Report only the number of lines that contain the string "编组方案" in the records below.
# # #
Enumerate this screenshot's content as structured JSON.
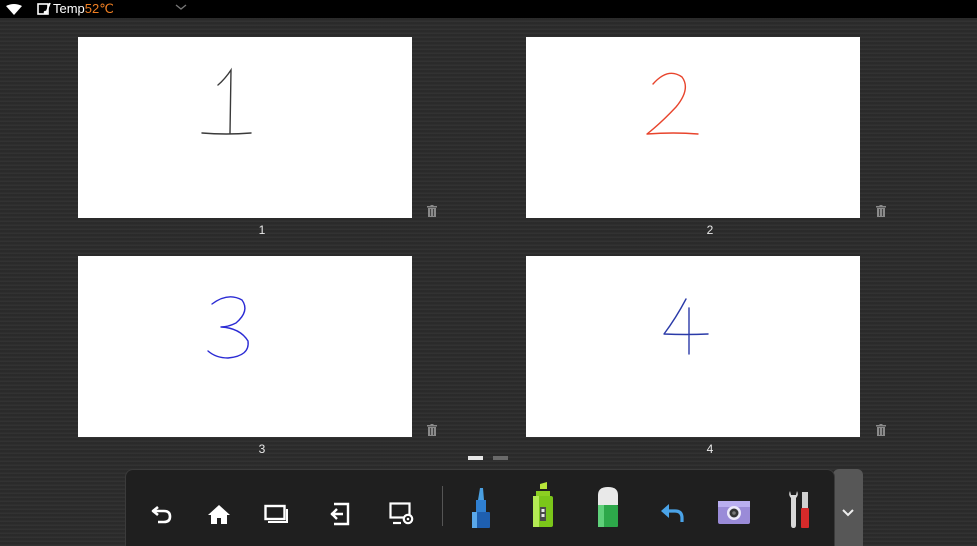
{
  "status_bar": {
    "temp_label": "Temp",
    "temp_value": "52℃",
    "icons": [
      "wifi-icon",
      "thermometer-note-icon",
      "chevron-down-icon"
    ]
  },
  "pages": [
    {
      "number": "1",
      "digit": "1",
      "ink_color": "#3a3a3a"
    },
    {
      "number": "2",
      "digit": "2",
      "ink_color": "#e8442c"
    },
    {
      "number": "3",
      "digit": "3",
      "ink_color": "#2b2bd4"
    },
    {
      "number": "4",
      "digit": "4",
      "ink_color": "#2a3aa8"
    }
  ],
  "pagination": {
    "current": 1,
    "total": 2
  },
  "toolbar": {
    "tools": [
      "back-icon",
      "home-icon",
      "window-icon",
      "exit-icon",
      "screen-settings-icon",
      "pen-icon",
      "highlighter-icon",
      "eraser-icon",
      "undo-icon",
      "camera-icon",
      "tools-icon"
    ],
    "expand_icon": "chevron-down-icon"
  },
  "colors": {
    "background": "#2b2b2b",
    "temperature": "#f07f22",
    "active_dot": "#e6e6e6",
    "inactive_dot": "#6a6a6a"
  }
}
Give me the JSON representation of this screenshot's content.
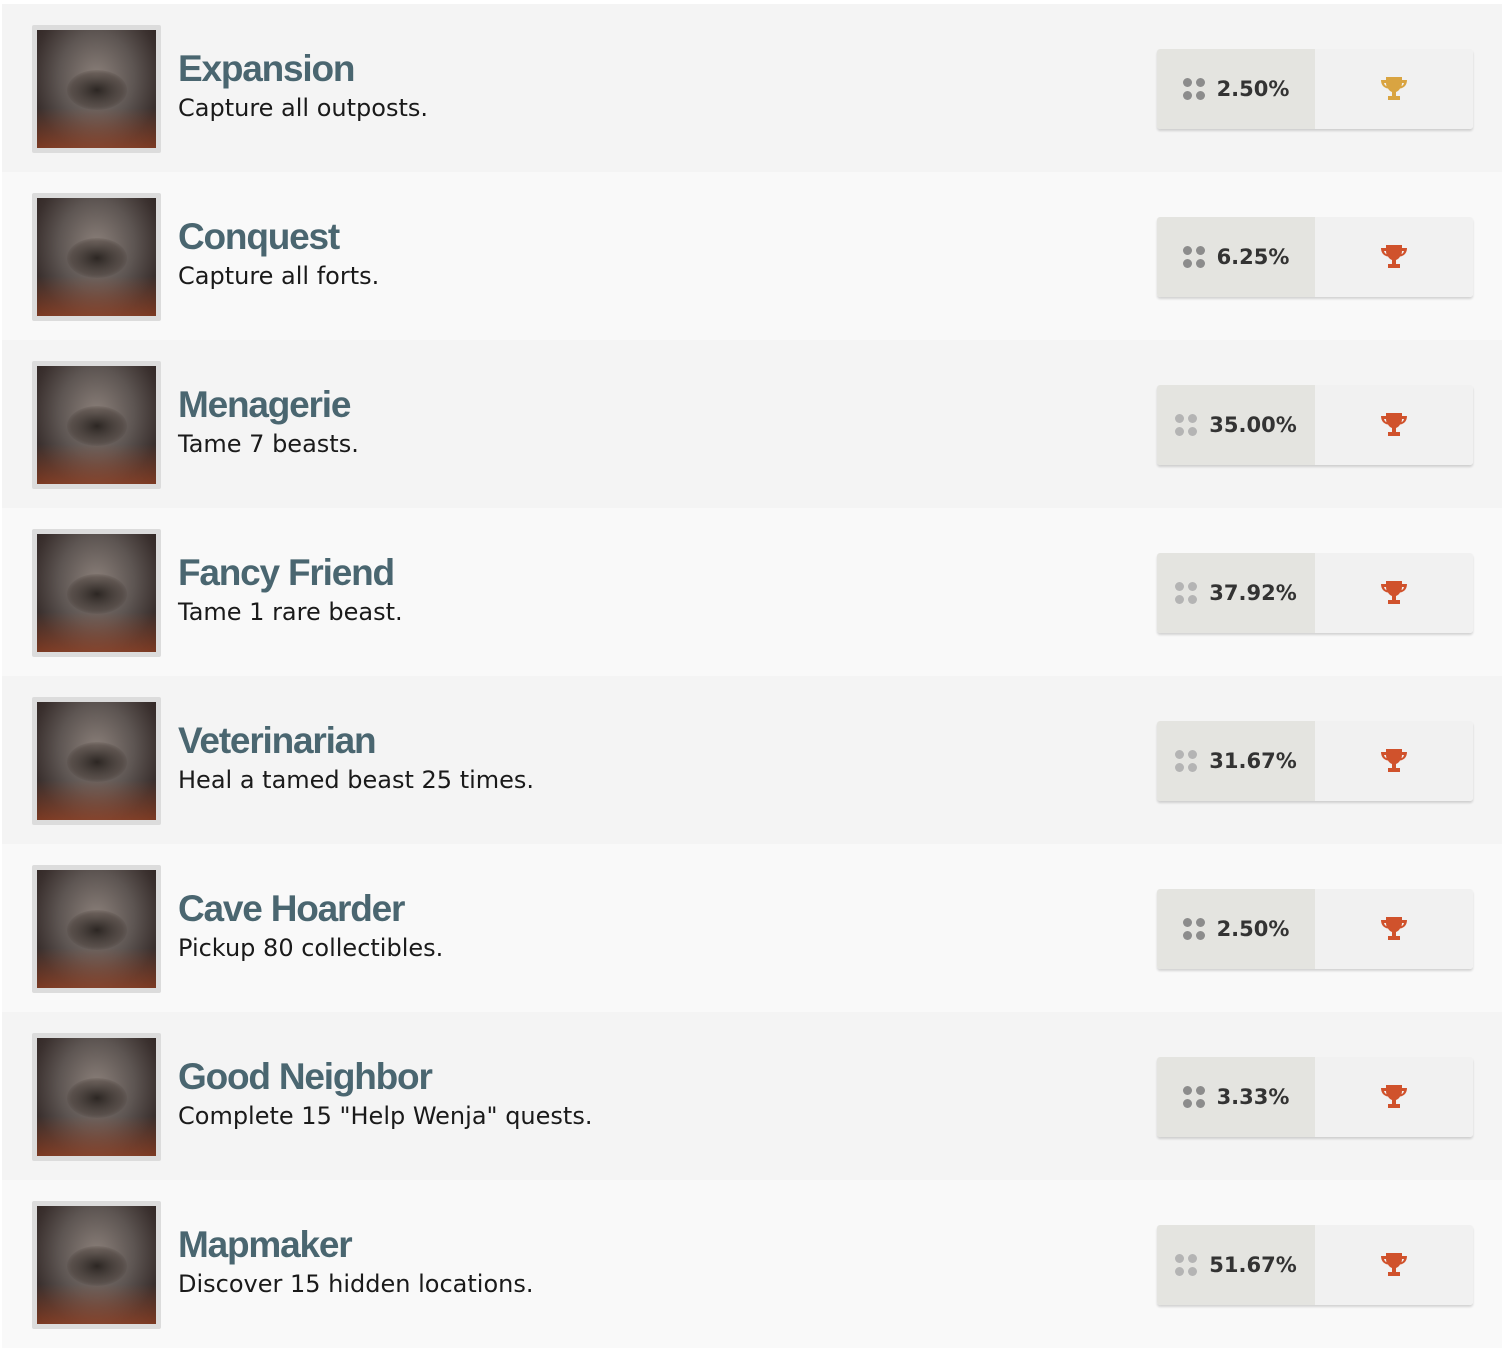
{
  "achievements": [
    {
      "title": "Expansion",
      "description": "Capture all outposts.",
      "percent": "2.50%",
      "trophy_icon": "trophy-gold-icon",
      "trophy_color": "#d9a441",
      "dots_style": "dark"
    },
    {
      "title": "Conquest",
      "description": "Capture all forts.",
      "percent": "6.25%",
      "trophy_icon": "trophy-bronze-icon",
      "trophy_color": "#d0522c",
      "dots_style": "dark"
    },
    {
      "title": "Menagerie",
      "description": "Tame 7 beasts.",
      "percent": "35.00%",
      "trophy_icon": "trophy-bronze-icon",
      "trophy_color": "#d0522c",
      "dots_style": "light"
    },
    {
      "title": "Fancy Friend",
      "description": "Tame 1 rare beast.",
      "percent": "37.92%",
      "trophy_icon": "trophy-bronze-icon",
      "trophy_color": "#d0522c",
      "dots_style": "light"
    },
    {
      "title": "Veterinarian",
      "description": "Heal a tamed beast 25 times.",
      "percent": "31.67%",
      "trophy_icon": "trophy-bronze-icon",
      "trophy_color": "#d0522c",
      "dots_style": "light"
    },
    {
      "title": "Cave Hoarder",
      "description": "Pickup 80 collectibles.",
      "percent": "2.50%",
      "trophy_icon": "trophy-bronze-icon",
      "trophy_color": "#d0522c",
      "dots_style": "dark"
    },
    {
      "title": "Good Neighbor",
      "description": "Complete 15 \"Help Wenja\" quests.",
      "percent": "3.33%",
      "trophy_icon": "trophy-bronze-icon",
      "trophy_color": "#d0522c",
      "dots_style": "dark"
    },
    {
      "title": "Mapmaker",
      "description": "Discover 15 hidden locations.",
      "percent": "51.67%",
      "trophy_icon": "trophy-bronze-icon",
      "trophy_color": "#d0522c",
      "dots_style": "light"
    }
  ]
}
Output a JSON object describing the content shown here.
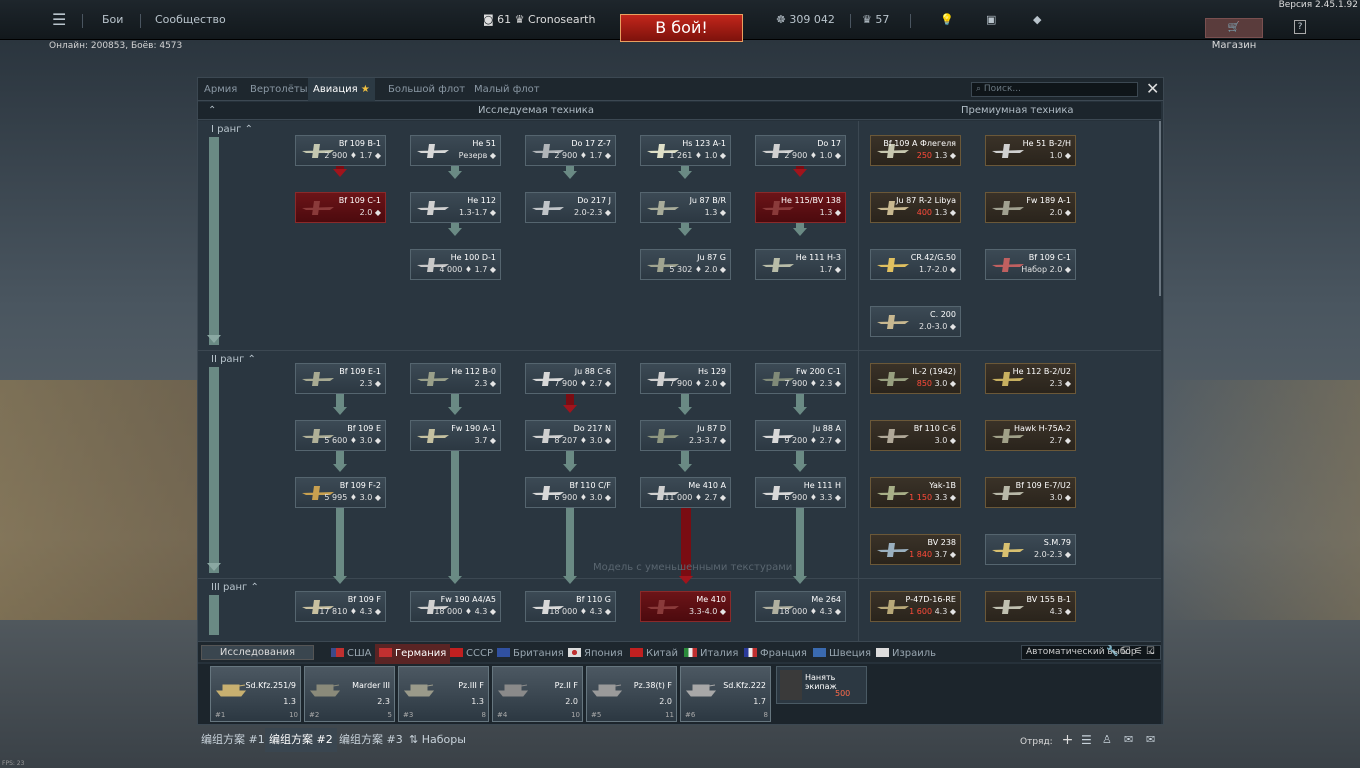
{
  "version": "Версия 2.45.1.92",
  "online": "Онлайн: 200853, Боёв: 4573",
  "fps": "FPS: 23",
  "topbar": {
    "battles": "Бои",
    "community": "Сообщество",
    "player_level": "61",
    "player_name": "Cronosearth",
    "battle_button": "В бой!",
    "silver_lions": "309 042",
    "golden_eagles": "57",
    "shop": "Магазин",
    "help": "?"
  },
  "tabs": [
    "Армия",
    "Вертолёты",
    "Авиация",
    "Большой флот",
    "Малый флот"
  ],
  "active_tab": "Авиация",
  "search_placeholder": "Поиск...",
  "columns": {
    "researched": "Исследуемая техника",
    "premium": "Премиумная техника"
  },
  "ranks": [
    "I ранг",
    "II ранг",
    "III ранг"
  ],
  "rank1": [
    {
      "name": "Bf 109 B-1",
      "stats": "2 900 ♦ 1.7 ◆"
    },
    {
      "name": "He 51",
      "stats": "Резерв ◆"
    },
    {
      "name": "Do 17 Z-7",
      "stats": "2 900 ♦ 1.7 ◆"
    },
    {
      "name": "Hs 123 A-1",
      "stats": "1 261 ♦ 1.0 ◆"
    },
    {
      "name": "Do 17",
      "stats": "2 900 ♦ 1.0 ◆"
    },
    {
      "name": "Bf 109 C-1",
      "stats": "2.0 ◆"
    },
    {
      "name": "He 112",
      "stats": "1.3-1.7 ◆"
    },
    {
      "name": "Do 217 J",
      "stats": "2.0-2.3 ◆"
    },
    {
      "name": "Ju 87 B/R",
      "stats": "1.3 ◆"
    },
    {
      "name": "He 115/BV 138",
      "stats": "1.3 ◆"
    },
    {
      "name": "He 100 D-1",
      "stats": "4 000 ♦ 1.7 ◆"
    },
    {
      "name": "Ju 87 G",
      "stats": "5 302 ♦ 2.0 ◆"
    },
    {
      "name": "He 111 H-3",
      "stats": "1.7 ◆"
    }
  ],
  "rank1_premium": [
    {
      "name": "Bf 109 A Флегеля",
      "stats_cost": "250",
      "stats_br": "1.3 ◆"
    },
    {
      "name": "He 51 B-2/H",
      "stats": "1.0 ◆"
    },
    {
      "name": "Ju 87 R-2 Libya",
      "stats_cost": "400",
      "stats_br": "1.3 ◆"
    },
    {
      "name": "Fw 189 A-1",
      "stats": "2.0 ◆"
    },
    {
      "name": "CR.42/G.50",
      "stats": "1.7-2.0 ◆"
    },
    {
      "name": "Bf 109 C-1",
      "stats": "Набор 2.0 ◆"
    },
    {
      "name": "C. 200",
      "stats": "2.0-3.0 ◆"
    }
  ],
  "rank2": [
    {
      "name": "Bf 109 E-1",
      "stats": "2.3 ◆"
    },
    {
      "name": "He 112 B-0",
      "stats": "2.3 ◆"
    },
    {
      "name": "Ju 88 C-6",
      "stats": "7 900 ♦ 2.7 ◆"
    },
    {
      "name": "Hs 129",
      "stats": "7 900 ♦ 2.0 ◆"
    },
    {
      "name": "Fw 200 C-1",
      "stats": "7 900 ♦ 2.3 ◆"
    },
    {
      "name": "Bf 109 E",
      "stats": "5 600 ♦ 3.0 ◆"
    },
    {
      "name": "Fw 190 A-1",
      "stats": "3.7 ◆"
    },
    {
      "name": "Do 217 N",
      "stats": "8 207 ♦ 3.0 ◆"
    },
    {
      "name": "Ju 87 D",
      "stats": "2.3-3.7 ◆"
    },
    {
      "name": "Ju 88 A",
      "stats": "9 200 ♦ 2.7 ◆"
    },
    {
      "name": "Bf 109 F-2",
      "stats": "5 995 ♦ 3.0 ◆"
    },
    {
      "name": "Bf 110 C/F",
      "stats": "6 900 ♦ 3.0 ◆"
    },
    {
      "name": "Me 410 A",
      "stats": "11 000 ♦ 2.7 ◆"
    },
    {
      "name": "He 111 H",
      "stats": "6 900 ♦ 3.3 ◆"
    }
  ],
  "rank2_premium": [
    {
      "name": "IL-2 (1942)",
      "stats_cost": "850",
      "stats_br": "3.0 ◆"
    },
    {
      "name": "He 112 B-2/U2",
      "stats": "2.3 ◆"
    },
    {
      "name": "Bf 110 C-6",
      "stats": "3.0 ◆"
    },
    {
      "name": "Hawk H-75A-2",
      "stats": "2.7 ◆"
    },
    {
      "name": "Yak-1B",
      "stats_cost": "1 150",
      "stats_br": "3.3 ◆"
    },
    {
      "name": "Bf 109 E-7/U2",
      "stats": "3.0 ◆"
    },
    {
      "name": "BV 238",
      "stats_cost": "1 840",
      "stats_br": "3.7 ◆"
    },
    {
      "name": "S.M.79",
      "stats": "2.0-2.3 ◆"
    }
  ],
  "rank3": [
    {
      "name": "Bf 109 F",
      "stats": "17 810 ♦ 4.3 ◆"
    },
    {
      "name": "Fw 190 A4/A5",
      "stats": "18 000 ♦ 4.3 ◆"
    },
    {
      "name": "Bf 110 G",
      "stats": "18 000 ♦ 4.3 ◆"
    },
    {
      "name": "Me 410",
      "stats": "3.3-4.0 ◆"
    },
    {
      "name": "Me 264",
      "stats": "18 000 ♦ 4.3 ◆"
    }
  ],
  "rank3_premium": [
    {
      "name": "P-47D-16-RE",
      "stats_cost": "1 600",
      "stats_br": "4.3 ◆"
    },
    {
      "name": "BV 155 B-1",
      "stats": "4.3 ◆"
    }
  ],
  "ghost_text": "Модель с уменьшенными текстурами",
  "research_button": "Исследования",
  "auto_select": "Автоматический выбор",
  "nations": [
    "США",
    "Германия",
    "СССР",
    "Британия",
    "Япония",
    "Китай",
    "Италия",
    "Франция",
    "Швеция",
    "Израиль"
  ],
  "active_nation": "Германия",
  "crew": [
    {
      "name": "Sd.Kfz.251/9",
      "br": "1.3",
      "num": "1",
      "lvl": "10"
    },
    {
      "name": "Marder III",
      "br": "2.3",
      "num": "2",
      "lvl": "5"
    },
    {
      "name": "Pz.III F",
      "br": "1.3",
      "num": "3",
      "lvl": "8"
    },
    {
      "name": "Pz.II F",
      "br": "2.0",
      "num": "4",
      "lvl": "10"
    },
    {
      "name": "Pz.38(t) F",
      "br": "2.0",
      "num": "5",
      "lvl": "11"
    },
    {
      "name": "Sd.Kfz.222",
      "br": "1.7",
      "num": "6",
      "lvl": "8"
    }
  ],
  "hire": {
    "label": "Нанять экипаж",
    "cost": "500"
  },
  "presets": [
    "编组方案 #1",
    "编组方案 #2",
    "编组方案 #3",
    "Наборы"
  ],
  "active_preset": "编组方案 #2",
  "squad": "Отряд:"
}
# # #
§ **Response below**: 4